Time is a factor that plays a major role in Pre-ACT since students receive only 130 minutes in all for four sections whereas PSAT provides a considerably better time frame that helps students relax.
Both these exams provide scope for scholarships like the National Merit Scholarships for the PSAT and other scholarships
if the student wishes to send their Pre-ACT report to colleges and universities.
Pre-Act and ACT Aspire
ACT Aspire when compared to Pre-ACT is a completely different examination that students from 3rd to 10th-grade levels can attempt. This test is computerized and not in paper format and is not comprised of multiple-choice questions only. The test has written responses, interactive questions and even asks for a critique of mathematical problems and therefore can be said to cater to a completely different structure and a different need.
The scores which would be within 36 for Pre-ACT would be graded under 470 for each subject and there will not be an average score that can be sent to colleges.
Information Regarding Pre-ACT Test Day
Pre-ACT dates are informed officially by the school that the student attends.

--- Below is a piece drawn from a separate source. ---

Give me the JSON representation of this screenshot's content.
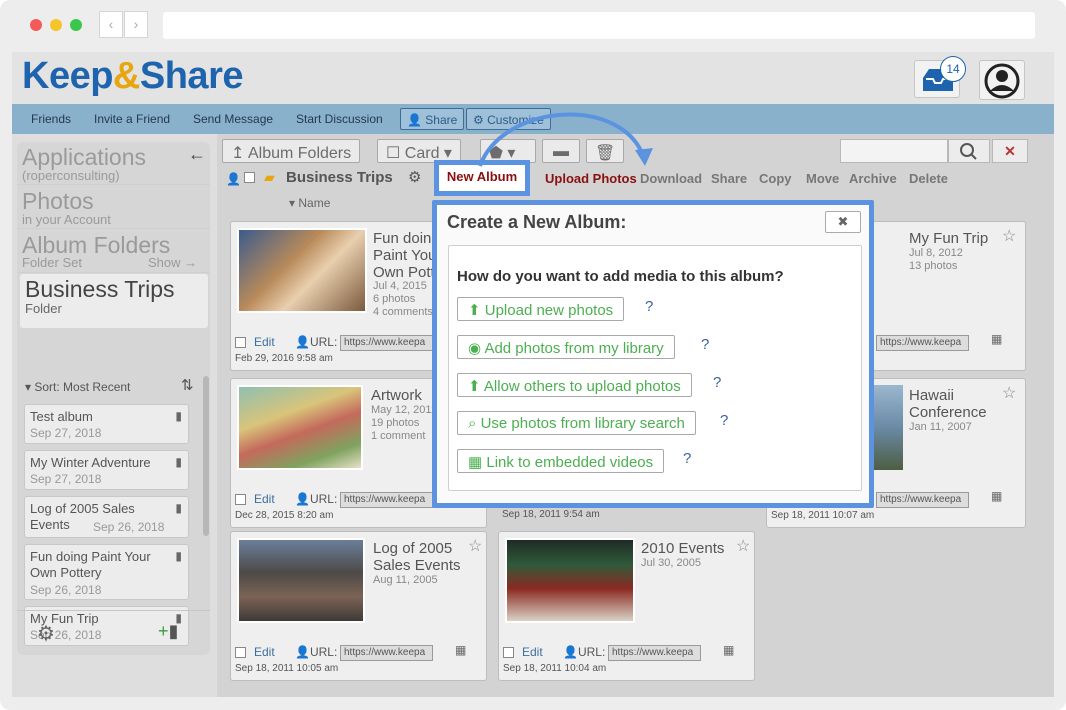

Announcements must be closely monitored to not miss the same. Student/Parent can also enquire about the same to the counselor.
Requests for accommodation have to be forwarded to the school/counselor who will request, in turn, to ACT and arrange for the same.
Test Day Essentials-
- Three sharpened pencils (no.2) with erasers
- Watch to time oneself
- Calculator (not mandatory). Cross-check the ACT calculator policy for more info.
The time given for Pre-ACT is much lesser in comparison to the official ACT test. English, Reading and Science are given 30 minutes each whereas Mathematics is given a total of 40 minutes. PreACT would then give a total of 130 minutes whereas ACT would provide 175 minutes in all.
- Follow directions entirely.
- Enquire when in doubt.
- Do not spend more time on one single question.
- Choose the best answer and move on.
- Recheck work once complete.